In the following pages I have endeavoured to give a brief account of the signification of the different bones composing the human skeleton, and to familiarise the mind of the Student in Anatomy with the idea that the whole body is formed of a succession of vertebral segments. The book is unsuited to those who have not previously rendered themselves well versed in elementary Osteology by the careful examination of the different bones, and by the attentive perusal of some of those excellent systems of Anatomy, which, I am happy to say, have been of late years published by our own countrymen, as well as by continental authors. Nor is it put forward as perfect of its kind, the object being simply to direct attention to those discoveries which have been worked out during the last few years, and which, commencing in the skeleton, have been extended over the nervous, the vascular, and the muscular systems. But until the signification of particular bones is more generally understood, the Science of Anatomy must remain as it is, and comprise with the useful much that is dry, unprofitable, and, in many instances, unnecessarily complicated. I must request those who object to the introduction of new terms to suspend their judgment until they have perused the whole work, and then to consider how far it would have been possible to substitute others in more general use. If those to whom an altered nomenclature in Osteology is so distasteful would denounce .the new terms which have been permitted, without remark, to creep year by year into Neurology, they would confer a real benefit upon the Science of Anatomy. It is important to know the elements composing a "transverse process" of a vertebra: upon their proper determination depends the true interpretation of the muscles, arteries, and nerves which surround it; but it is injurious to the cause of Anatomy to multiply names which are applied, without any physiological deduction, to the undefined irregularities of surface noticed upon such an organ as the cerebellum.
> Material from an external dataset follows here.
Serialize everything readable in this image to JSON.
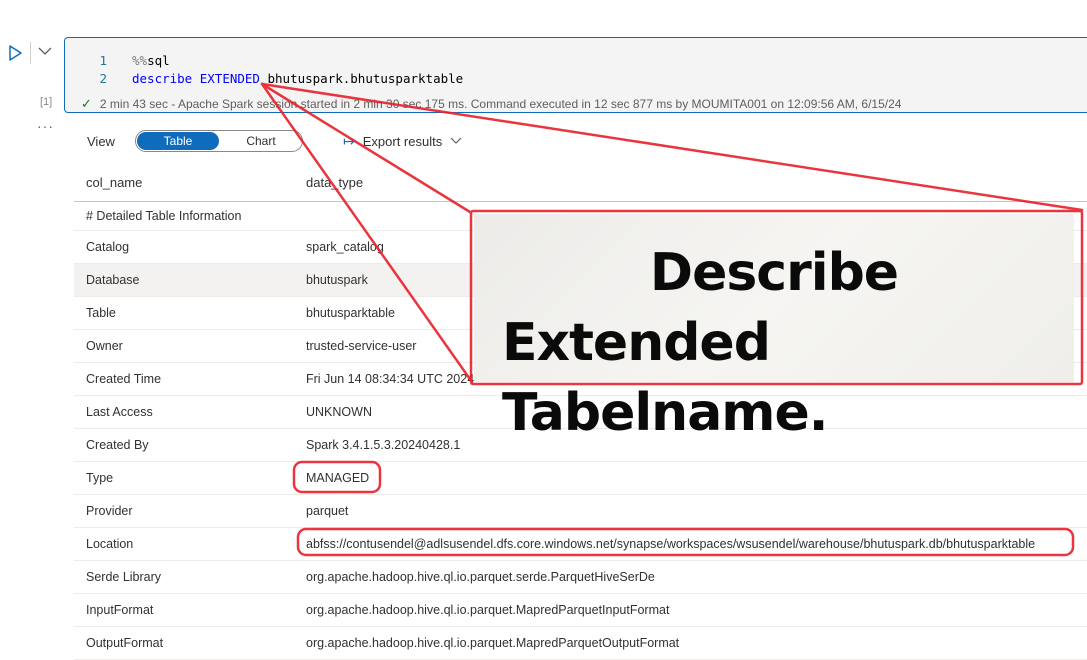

The subject being new to Students, I have laid myself open to the charge of repetition by going over parts of the subject twice in different forms, in the hope that facts of importance might be more firmly impressed upon the memory.
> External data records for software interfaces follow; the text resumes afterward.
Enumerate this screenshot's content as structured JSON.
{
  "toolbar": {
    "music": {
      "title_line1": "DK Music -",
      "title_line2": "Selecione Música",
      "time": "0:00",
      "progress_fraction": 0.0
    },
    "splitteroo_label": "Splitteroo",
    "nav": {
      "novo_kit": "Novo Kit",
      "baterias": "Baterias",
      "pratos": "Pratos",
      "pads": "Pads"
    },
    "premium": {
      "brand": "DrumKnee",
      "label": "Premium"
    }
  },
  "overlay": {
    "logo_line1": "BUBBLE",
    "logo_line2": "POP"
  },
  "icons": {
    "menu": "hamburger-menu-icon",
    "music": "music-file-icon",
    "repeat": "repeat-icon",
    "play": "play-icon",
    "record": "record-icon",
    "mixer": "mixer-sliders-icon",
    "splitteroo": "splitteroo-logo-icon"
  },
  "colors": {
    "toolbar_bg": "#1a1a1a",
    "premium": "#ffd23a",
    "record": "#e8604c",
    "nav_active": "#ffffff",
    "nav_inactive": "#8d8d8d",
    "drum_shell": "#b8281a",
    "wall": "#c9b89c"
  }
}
I have, in conclusion, to express my thanks to Professor Owen, for the readiness with which he has afforded me every assistance in my attempt to introduce a system, of which he is the founder, into general anatomical instruction.